__What you have to do__
Say how many lines below have "Image" in them, giving the number alone.

Stored records
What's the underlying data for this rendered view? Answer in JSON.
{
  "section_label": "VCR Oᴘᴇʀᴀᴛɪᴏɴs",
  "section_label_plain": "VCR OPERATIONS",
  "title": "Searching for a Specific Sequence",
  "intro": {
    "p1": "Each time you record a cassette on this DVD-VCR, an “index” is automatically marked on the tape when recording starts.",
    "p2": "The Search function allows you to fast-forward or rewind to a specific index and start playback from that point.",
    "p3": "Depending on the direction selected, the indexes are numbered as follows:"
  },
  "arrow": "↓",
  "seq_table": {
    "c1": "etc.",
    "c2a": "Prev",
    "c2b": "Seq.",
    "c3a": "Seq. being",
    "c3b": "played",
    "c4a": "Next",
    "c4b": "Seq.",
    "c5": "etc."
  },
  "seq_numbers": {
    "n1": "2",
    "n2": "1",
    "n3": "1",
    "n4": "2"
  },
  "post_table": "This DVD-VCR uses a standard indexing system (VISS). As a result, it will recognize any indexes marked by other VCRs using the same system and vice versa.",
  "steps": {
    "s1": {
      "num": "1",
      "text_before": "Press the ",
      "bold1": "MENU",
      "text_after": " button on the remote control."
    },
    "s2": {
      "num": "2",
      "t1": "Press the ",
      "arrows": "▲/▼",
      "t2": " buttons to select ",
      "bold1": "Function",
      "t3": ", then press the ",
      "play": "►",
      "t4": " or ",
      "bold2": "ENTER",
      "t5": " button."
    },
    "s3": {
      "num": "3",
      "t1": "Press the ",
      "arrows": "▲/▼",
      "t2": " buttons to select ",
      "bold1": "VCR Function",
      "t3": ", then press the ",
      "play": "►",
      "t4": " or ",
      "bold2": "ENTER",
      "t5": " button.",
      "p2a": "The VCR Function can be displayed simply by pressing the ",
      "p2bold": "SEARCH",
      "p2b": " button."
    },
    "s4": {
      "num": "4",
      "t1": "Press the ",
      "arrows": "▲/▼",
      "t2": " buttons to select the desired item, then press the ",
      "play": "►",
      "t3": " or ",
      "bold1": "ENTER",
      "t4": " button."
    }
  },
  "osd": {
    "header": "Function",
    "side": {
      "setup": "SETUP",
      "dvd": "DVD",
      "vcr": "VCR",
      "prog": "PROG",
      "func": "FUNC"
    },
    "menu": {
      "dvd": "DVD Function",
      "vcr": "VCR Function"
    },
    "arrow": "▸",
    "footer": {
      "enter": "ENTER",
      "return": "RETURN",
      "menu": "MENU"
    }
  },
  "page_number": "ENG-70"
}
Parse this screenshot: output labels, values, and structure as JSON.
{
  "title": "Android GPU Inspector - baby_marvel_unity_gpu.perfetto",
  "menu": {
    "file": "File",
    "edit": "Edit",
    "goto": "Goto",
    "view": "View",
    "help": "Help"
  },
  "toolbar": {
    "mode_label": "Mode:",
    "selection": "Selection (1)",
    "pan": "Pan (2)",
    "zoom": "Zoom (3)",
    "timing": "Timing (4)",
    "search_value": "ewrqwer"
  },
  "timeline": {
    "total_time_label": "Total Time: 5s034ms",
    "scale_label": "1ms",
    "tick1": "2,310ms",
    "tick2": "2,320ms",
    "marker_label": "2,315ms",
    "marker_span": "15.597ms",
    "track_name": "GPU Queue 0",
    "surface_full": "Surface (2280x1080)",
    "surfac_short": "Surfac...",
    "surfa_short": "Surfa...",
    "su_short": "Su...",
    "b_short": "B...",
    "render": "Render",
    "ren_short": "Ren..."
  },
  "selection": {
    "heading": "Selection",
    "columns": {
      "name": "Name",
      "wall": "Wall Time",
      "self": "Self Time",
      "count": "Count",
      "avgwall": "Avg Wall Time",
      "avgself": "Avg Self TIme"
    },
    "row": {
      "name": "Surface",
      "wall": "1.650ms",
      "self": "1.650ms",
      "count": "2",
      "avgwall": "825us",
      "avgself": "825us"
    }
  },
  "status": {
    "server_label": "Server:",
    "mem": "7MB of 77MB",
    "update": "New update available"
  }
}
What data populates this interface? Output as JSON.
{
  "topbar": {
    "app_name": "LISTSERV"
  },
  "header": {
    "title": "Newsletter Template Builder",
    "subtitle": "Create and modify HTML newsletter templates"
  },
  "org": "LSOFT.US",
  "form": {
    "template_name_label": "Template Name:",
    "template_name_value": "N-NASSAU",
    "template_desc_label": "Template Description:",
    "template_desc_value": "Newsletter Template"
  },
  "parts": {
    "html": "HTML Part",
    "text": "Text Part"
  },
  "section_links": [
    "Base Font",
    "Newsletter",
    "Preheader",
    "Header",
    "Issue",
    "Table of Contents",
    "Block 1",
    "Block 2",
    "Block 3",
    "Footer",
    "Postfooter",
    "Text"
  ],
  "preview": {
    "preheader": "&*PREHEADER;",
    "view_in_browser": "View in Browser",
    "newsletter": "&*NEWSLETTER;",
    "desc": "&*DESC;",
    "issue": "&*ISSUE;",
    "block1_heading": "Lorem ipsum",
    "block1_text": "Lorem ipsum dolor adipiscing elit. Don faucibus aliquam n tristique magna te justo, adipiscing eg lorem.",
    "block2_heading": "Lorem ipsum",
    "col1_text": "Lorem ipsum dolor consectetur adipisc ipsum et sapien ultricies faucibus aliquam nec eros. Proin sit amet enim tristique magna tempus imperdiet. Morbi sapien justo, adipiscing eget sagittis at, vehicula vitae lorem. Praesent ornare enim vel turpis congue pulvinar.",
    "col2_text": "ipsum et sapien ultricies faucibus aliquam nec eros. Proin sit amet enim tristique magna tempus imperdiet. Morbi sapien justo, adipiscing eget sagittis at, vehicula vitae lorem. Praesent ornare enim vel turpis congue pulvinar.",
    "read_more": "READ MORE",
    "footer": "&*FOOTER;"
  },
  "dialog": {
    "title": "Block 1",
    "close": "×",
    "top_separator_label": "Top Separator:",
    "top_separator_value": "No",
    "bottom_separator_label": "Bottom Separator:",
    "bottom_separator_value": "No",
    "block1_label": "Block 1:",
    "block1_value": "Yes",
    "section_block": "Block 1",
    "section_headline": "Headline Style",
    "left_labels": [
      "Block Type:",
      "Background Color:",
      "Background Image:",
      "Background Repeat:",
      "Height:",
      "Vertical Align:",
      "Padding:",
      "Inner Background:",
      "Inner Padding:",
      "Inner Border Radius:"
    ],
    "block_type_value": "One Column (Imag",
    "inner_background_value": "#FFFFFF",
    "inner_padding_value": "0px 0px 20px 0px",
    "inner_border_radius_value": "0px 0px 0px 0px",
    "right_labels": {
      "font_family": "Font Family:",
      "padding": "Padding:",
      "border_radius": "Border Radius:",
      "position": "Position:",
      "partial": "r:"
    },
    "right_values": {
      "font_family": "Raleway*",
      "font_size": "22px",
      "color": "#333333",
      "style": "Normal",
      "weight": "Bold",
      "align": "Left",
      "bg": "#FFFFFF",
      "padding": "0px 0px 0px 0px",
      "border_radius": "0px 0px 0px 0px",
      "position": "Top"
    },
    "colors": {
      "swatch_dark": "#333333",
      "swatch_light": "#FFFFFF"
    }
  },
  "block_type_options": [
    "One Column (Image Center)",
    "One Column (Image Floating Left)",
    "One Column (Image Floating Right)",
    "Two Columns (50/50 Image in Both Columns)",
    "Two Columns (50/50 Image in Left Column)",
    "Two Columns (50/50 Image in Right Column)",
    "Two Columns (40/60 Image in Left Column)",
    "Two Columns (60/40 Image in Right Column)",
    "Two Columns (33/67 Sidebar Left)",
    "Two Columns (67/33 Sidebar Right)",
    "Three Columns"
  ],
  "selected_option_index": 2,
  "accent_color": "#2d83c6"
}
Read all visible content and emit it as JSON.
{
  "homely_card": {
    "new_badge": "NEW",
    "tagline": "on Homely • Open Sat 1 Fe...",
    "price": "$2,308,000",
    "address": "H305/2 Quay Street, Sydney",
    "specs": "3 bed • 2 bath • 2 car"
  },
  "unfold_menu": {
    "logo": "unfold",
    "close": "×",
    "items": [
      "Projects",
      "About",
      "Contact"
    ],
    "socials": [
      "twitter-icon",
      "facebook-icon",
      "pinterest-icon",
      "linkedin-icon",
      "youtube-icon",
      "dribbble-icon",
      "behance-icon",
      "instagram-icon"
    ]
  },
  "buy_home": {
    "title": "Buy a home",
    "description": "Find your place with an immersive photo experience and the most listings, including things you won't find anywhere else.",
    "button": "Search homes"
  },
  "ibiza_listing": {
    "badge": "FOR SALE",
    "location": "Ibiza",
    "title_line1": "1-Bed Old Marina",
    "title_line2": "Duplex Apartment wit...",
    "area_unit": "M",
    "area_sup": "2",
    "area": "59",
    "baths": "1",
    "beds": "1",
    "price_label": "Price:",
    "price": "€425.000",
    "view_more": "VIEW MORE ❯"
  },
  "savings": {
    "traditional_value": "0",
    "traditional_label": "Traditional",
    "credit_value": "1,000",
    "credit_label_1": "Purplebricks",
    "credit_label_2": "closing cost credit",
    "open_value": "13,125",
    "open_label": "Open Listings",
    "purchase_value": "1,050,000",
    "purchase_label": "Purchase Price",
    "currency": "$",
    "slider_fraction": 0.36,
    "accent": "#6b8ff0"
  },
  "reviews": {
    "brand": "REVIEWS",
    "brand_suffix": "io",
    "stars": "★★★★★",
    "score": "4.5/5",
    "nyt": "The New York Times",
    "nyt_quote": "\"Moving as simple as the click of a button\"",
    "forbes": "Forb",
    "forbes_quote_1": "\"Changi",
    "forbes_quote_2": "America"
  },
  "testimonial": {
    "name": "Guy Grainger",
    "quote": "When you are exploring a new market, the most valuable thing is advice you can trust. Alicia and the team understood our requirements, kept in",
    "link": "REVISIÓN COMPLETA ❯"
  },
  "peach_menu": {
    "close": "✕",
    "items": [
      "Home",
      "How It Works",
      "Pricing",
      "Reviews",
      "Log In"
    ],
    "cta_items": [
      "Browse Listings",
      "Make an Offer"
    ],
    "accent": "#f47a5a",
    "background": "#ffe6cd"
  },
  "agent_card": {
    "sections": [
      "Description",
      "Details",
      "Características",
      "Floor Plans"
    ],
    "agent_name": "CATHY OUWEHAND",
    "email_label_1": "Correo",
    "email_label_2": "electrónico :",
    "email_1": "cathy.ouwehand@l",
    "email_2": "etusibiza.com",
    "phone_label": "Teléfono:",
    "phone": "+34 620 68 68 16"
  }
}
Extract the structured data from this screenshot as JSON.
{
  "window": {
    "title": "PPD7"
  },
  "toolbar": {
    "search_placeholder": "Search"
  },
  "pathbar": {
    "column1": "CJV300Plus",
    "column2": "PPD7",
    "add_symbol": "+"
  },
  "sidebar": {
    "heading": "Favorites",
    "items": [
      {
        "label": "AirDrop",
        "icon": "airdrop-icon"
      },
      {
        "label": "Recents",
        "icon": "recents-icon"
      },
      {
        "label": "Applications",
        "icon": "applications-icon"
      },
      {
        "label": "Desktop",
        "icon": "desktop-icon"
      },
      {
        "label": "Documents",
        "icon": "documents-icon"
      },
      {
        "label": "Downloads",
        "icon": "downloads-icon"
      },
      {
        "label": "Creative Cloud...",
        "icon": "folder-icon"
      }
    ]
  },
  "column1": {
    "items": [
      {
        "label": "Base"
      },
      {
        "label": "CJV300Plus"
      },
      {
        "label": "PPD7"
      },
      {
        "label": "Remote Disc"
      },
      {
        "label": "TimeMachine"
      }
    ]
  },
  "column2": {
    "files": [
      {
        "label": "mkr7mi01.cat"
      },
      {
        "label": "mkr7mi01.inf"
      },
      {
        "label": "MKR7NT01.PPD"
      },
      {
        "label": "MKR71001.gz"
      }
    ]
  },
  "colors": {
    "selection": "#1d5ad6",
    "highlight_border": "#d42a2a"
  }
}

__Task result__
9